**What this task involves:**
Only the pictures should be left out; repeat the rest of the data exactly.

[Start of section]

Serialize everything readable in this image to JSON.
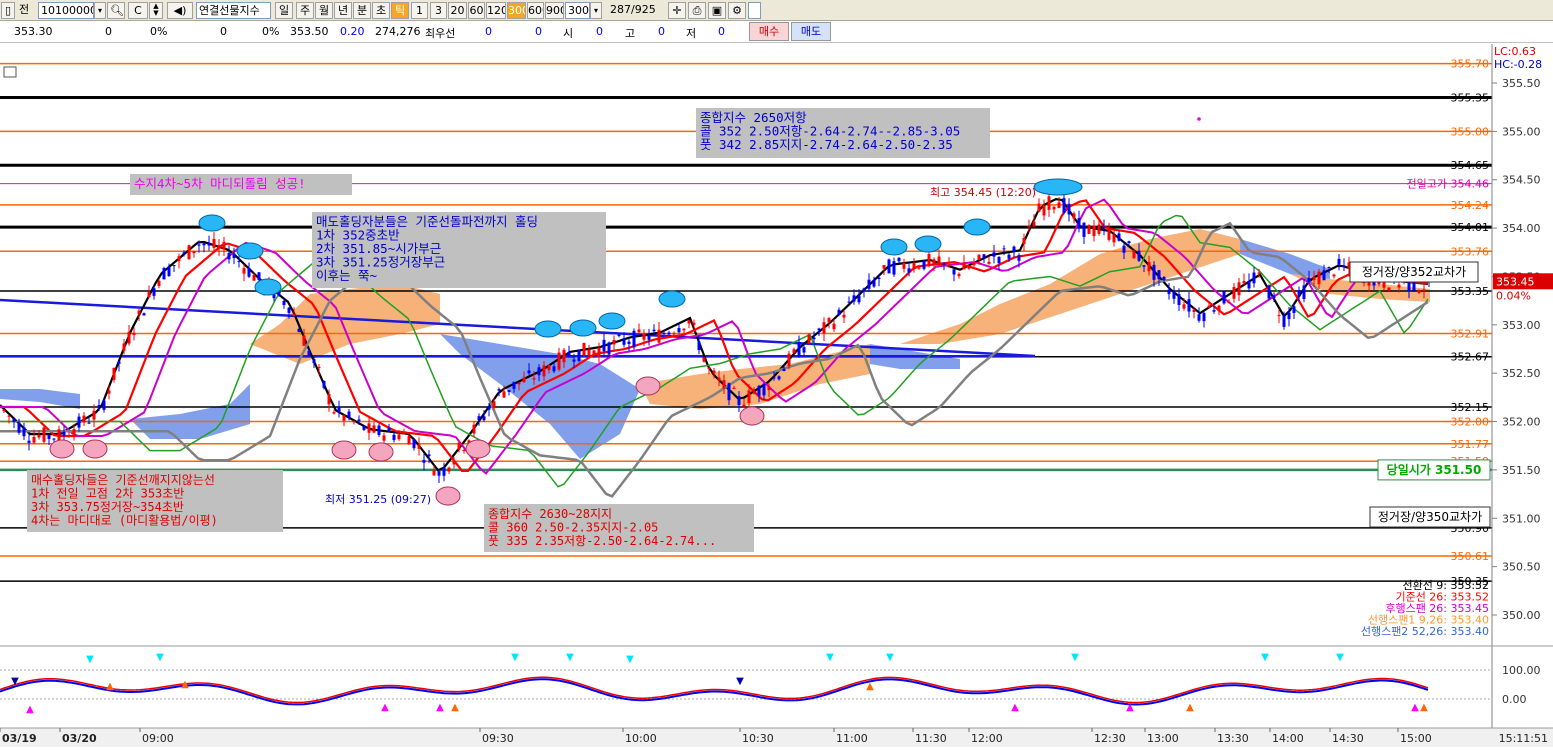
{
  "toolbar": {
    "code": "10100000",
    "item_name": "연결선물지수",
    "period_buttons": [
      "일",
      "주",
      "월",
      "년",
      "분",
      "초",
      "틱"
    ],
    "active_period": "틱",
    "interval_buttons": [
      "1",
      "3",
      "20",
      "60",
      "120",
      "300",
      "600",
      "900"
    ],
    "active_interval": "300",
    "interval_value": "300",
    "position_counter": "287/925",
    "first_label": "전"
  },
  "infobar": {
    "price": "353.30",
    "change1": "0",
    "pct1": "0%",
    "change2": "0",
    "pct2": "0%",
    "last": "353.50",
    "diff": "0.20",
    "volume": "274,276",
    "best_label": "최우선",
    "best1": "0",
    "best2": "0",
    "open_label": "시",
    "open": "0",
    "high_label": "고",
    "high": "0",
    "low_label": "저",
    "low": "0",
    "buy_label": "매수",
    "sell_label": "매도"
  },
  "chart_data": {
    "type": "line",
    "title": "",
    "ylim": [
      349.7,
      355.8
    ],
    "y_ticks": [
      "355.50",
      "355.00",
      "354.50",
      "354.00",
      "353.50",
      "353.00",
      "352.50",
      "352.00",
      "351.50",
      "351.00",
      "350.50",
      "350.00"
    ],
    "x_ticks": [
      "03/19",
      "03/20",
      "09:00",
      "09:30",
      "10:00",
      "10:30",
      "11:00",
      "11:30",
      "12:00",
      "12:30",
      "13:00",
      "13:30",
      "14:00",
      "14:30",
      "15:00"
    ],
    "clock": "15:11:51",
    "top_right": {
      "lc": "LC:0.63",
      "hc": "HC:-0.28"
    },
    "level_labels": [
      {
        "value": 355.7,
        "text": "355.70",
        "color": "#ff6600"
      },
      {
        "value": 355.35,
        "text": "355.35",
        "color": "#000000"
      },
      {
        "value": 355.0,
        "text": "355.00",
        "color": "#ff6600"
      },
      {
        "value": 354.65,
        "text": "354.65",
        "color": "#000000"
      },
      {
        "value": 354.24,
        "text": "354.24",
        "color": "#ff6600"
      },
      {
        "value": 354.01,
        "text": "354.01",
        "color": "#000000"
      },
      {
        "value": 353.76,
        "text": "353.76",
        "color": "#ff6600"
      },
      {
        "value": 353.35,
        "text": "353.35",
        "color": "#000000"
      },
      {
        "value": 352.91,
        "text": "352.91",
        "color": "#ff6600"
      },
      {
        "value": 352.67,
        "text": "352.67",
        "color": "#000000"
      },
      {
        "value": 352.15,
        "text": "352.15",
        "color": "#000000"
      },
      {
        "value": 352.0,
        "text": "352.00",
        "color": "#ff6600"
      },
      {
        "value": 351.77,
        "text": "351.77",
        "color": "#ff6600"
      },
      {
        "value": 351.59,
        "text": "351.59",
        "color": "#ff6600"
      },
      {
        "value": 350.9,
        "text": "350.90",
        "color": "#000000"
      },
      {
        "value": 350.61,
        "text": "350.61",
        "color": "#ff6600"
      },
      {
        "value": 350.35,
        "text": "350.35",
        "color": "#000000"
      }
    ],
    "last_price": {
      "value": 353.45,
      "text": "353.45",
      "pct": "0.04%"
    },
    "prev_high": {
      "text": "전일고가 354.46"
    },
    "day_open": {
      "text": "당일시가 351.50"
    },
    "high_mark": {
      "text": "최고 354.45 (12:20)"
    },
    "low_mark": {
      "text": "최저 351.25 (09:27)"
    },
    "right_tags": [
      "정거장/양352교차가",
      "정거장/양350교차가"
    ],
    "legend": [
      {
        "text": "전환선 9: 353.52",
        "color": "#000000"
      },
      {
        "text": "기준선 26: 353.52",
        "color": "#ff0000"
      },
      {
        "text": "후행스팬 26: 353.45",
        "color": "#cc00cc"
      },
      {
        "text": "선행스팬1 9,26: 353.40",
        "color": "#ff9933"
      },
      {
        "text": "선행스팬2 52,26: 353.40",
        "color": "#3366cc"
      }
    ],
    "osc_ticks": [
      "100.00",
      "0.00"
    ]
  },
  "annotations": {
    "a1": {
      "lines": [
        "종합지수  2650저항",
        "콜  352  2.50저항-2.64-2.74--2.85-3.05",
        "풋  342  2.85지지-2.74-2.64-2.50-2.35"
      ]
    },
    "a2": {
      "lines": [
        "수지4차~5차  마디되돌림  성공!"
      ]
    },
    "a3": {
      "lines": [
        "매도홀딩자분들은  기준선돌파전까지  홀딩",
        "1차  352중초반",
        "2차  351.85~시가부근",
        "3차  351.25정거장부근",
        "이후는  쭉~"
      ]
    },
    "a4": {
      "lines": [
        "매수홀딩자들은  기준선깨지지않는선",
        "1차  전일  고점   2차  353초반",
        "3차  353.75정거장~354초반",
        "4차는  마디대로 (마디활용법/이평)"
      ]
    },
    "a5": {
      "lines": [
        "종합지수  2630~28지지",
        "콜  360  2.50-2.35지지-2.05",
        "풋  335  2.35저항-2.50-2.64-2.74..."
      ]
    }
  },
  "colors": {
    "orange_line": "#ff6600",
    "black_line": "#000000",
    "blue_trend": "#1a1adc",
    "cloud_orange": "#f4a460",
    "cloud_blue": "#6b8ee8",
    "candle_up": "#ff0000",
    "candle_down": "#0000ff",
    "annotation_bg": "#c0c0c0"
  }
}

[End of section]

**Response for this exercise:**
Serialize everything readable in this image to JSON.
{
  "toolbar": {
    "code": "10100000",
    "item_name": "연결선물지수",
    "period_buttons": [
      "일",
      "주",
      "월",
      "년",
      "분",
      "초",
      "틱"
    ],
    "active_period": "틱",
    "interval_buttons": [
      "1",
      "3",
      "20",
      "60",
      "120",
      "300",
      "600",
      "900"
    ],
    "active_interval": "300",
    "interval_value": "300",
    "position_counter": "287/925",
    "first_label": "전"
  },
  "infobar": {
    "price": "353.30",
    "change1": "0",
    "pct1": "0%",
    "change2": "0",
    "pct2": "0%",
    "last": "353.50",
    "diff": "0.20",
    "volume": "274,276",
    "best_label": "최우선",
    "best1": "0",
    "best2": "0",
    "open_label": "시",
    "open": "0",
    "high_label": "고",
    "high": "0",
    "low_label": "저",
    "low": "0",
    "buy_label": "매수",
    "sell_label": "매도"
  },
  "chart_data": {
    "type": "line",
    "title": "",
    "ylim": [
      349.7,
      355.8
    ],
    "y_ticks": [
      "355.50",
      "355.00",
      "354.50",
      "354.00",
      "353.50",
      "353.00",
      "352.50",
      "352.00",
      "351.50",
      "351.00",
      "350.50",
      "350.00"
    ],
    "x_ticks": [
      "03/19",
      "03/20",
      "09:00",
      "09:30",
      "10:00",
      "10:30",
      "11:00",
      "11:30",
      "12:00",
      "12:30",
      "13:00",
      "13:30",
      "14:00",
      "14:30",
      "15:00"
    ],
    "clock": "15:11:51",
    "top_right": {
      "lc": "LC:0.63",
      "hc": "HC:-0.28"
    },
    "level_labels": [
      {
        "value": 355.7,
        "text": "355.70",
        "color": "#ff6600"
      },
      {
        "value": 355.35,
        "text": "355.35",
        "color": "#000000"
      },
      {
        "value": 355.0,
        "text": "355.00",
        "color": "#ff6600"
      },
      {
        "value": 354.65,
        "text": "354.65",
        "color": "#000000"
      },
      {
        "value": 354.24,
        "text": "354.24",
        "color": "#ff6600"
      },
      {
        "value": 354.01,
        "text": "354.01",
        "color": "#000000"
      },
      {
        "value": 353.76,
        "text": "353.76",
        "color": "#ff6600"
      },
      {
        "value": 353.35,
        "text": "353.35",
        "color": "#000000"
      },
      {
        "value": 352.91,
        "text": "352.91",
        "color": "#ff6600"
      },
      {
        "value": 352.67,
        "text": "352.67",
        "color": "#000000"
      },
      {
        "value": 352.15,
        "text": "352.15",
        "color": "#000000"
      },
      {
        "value": 352.0,
        "text": "352.00",
        "color": "#ff6600"
      },
      {
        "value": 351.77,
        "text": "351.77",
        "color": "#ff6600"
      },
      {
        "value": 351.59,
        "text": "351.59",
        "color": "#ff6600"
      },
      {
        "value": 350.9,
        "text": "350.90",
        "color": "#000000"
      },
      {
        "value": 350.61,
        "text": "350.61",
        "color": "#ff6600"
      },
      {
        "value": 350.35,
        "text": "350.35",
        "color": "#000000"
      }
    ],
    "last_price": {
      "value": 353.45,
      "text": "353.45",
      "pct": "0.04%"
    },
    "prev_high": {
      "text": "전일고가 354.46"
    },
    "day_open": {
      "text": "당일시가 351.50"
    },
    "high_mark": {
      "text": "최고 354.45 (12:20)"
    },
    "low_mark": {
      "text": "최저 351.25 (09:27)"
    },
    "right_tags": [
      "정거장/양352교차가",
      "정거장/양350교차가"
    ],
    "legend": [
      {
        "text": "전환선 9: 353.52",
        "color": "#000000"
      },
      {
        "text": "기준선 26: 353.52",
        "color": "#ff0000"
      },
      {
        "text": "후행스팬 26: 353.45",
        "color": "#cc00cc"
      },
      {
        "text": "선행스팬1 9,26: 353.40",
        "color": "#ff9933"
      },
      {
        "text": "선행스팬2 52,26: 353.40",
        "color": "#3366cc"
      }
    ],
    "osc_ticks": [
      "100.00",
      "0.00"
    ]
  },
  "annotations": {
    "a1": {
      "lines": [
        "종합지수  2650저항",
        "콜  352  2.50저항-2.64-2.74--2.85-3.05",
        "풋  342  2.85지지-2.74-2.64-2.50-2.35"
      ]
    },
    "a2": {
      "lines": [
        "수지4차~5차  마디되돌림  성공!"
      ]
    },
    "a3": {
      "lines": [
        "매도홀딩자분들은  기준선돌파전까지  홀딩",
        "1차  352중초반",
        "2차  351.85~시가부근",
        "3차  351.25정거장부근",
        "이후는  쭉~"
      ]
    },
    "a4": {
      "lines": [
        "매수홀딩자들은  기준선깨지지않는선",
        "1차  전일  고점   2차  353초반",
        "3차  353.75정거장~354초반",
        "4차는  마디대로 (마디활용법/이평)"
      ]
    },
    "a5": {
      "lines": [
        "종합지수  2630~28지지",
        "콜  360  2.50-2.35지지-2.05",
        "풋  335  2.35저항-2.50-2.64-2.74..."
      ]
    }
  },
  "colors": {
    "orange_line": "#ff6600",
    "black_line": "#000000",
    "blue_trend": "#1a1adc",
    "cloud_orange": "#f4a460",
    "cloud_blue": "#6b8ee8",
    "candle_up": "#ff0000",
    "candle_down": "#0000ff",
    "annotation_bg": "#c0c0c0"
  }
}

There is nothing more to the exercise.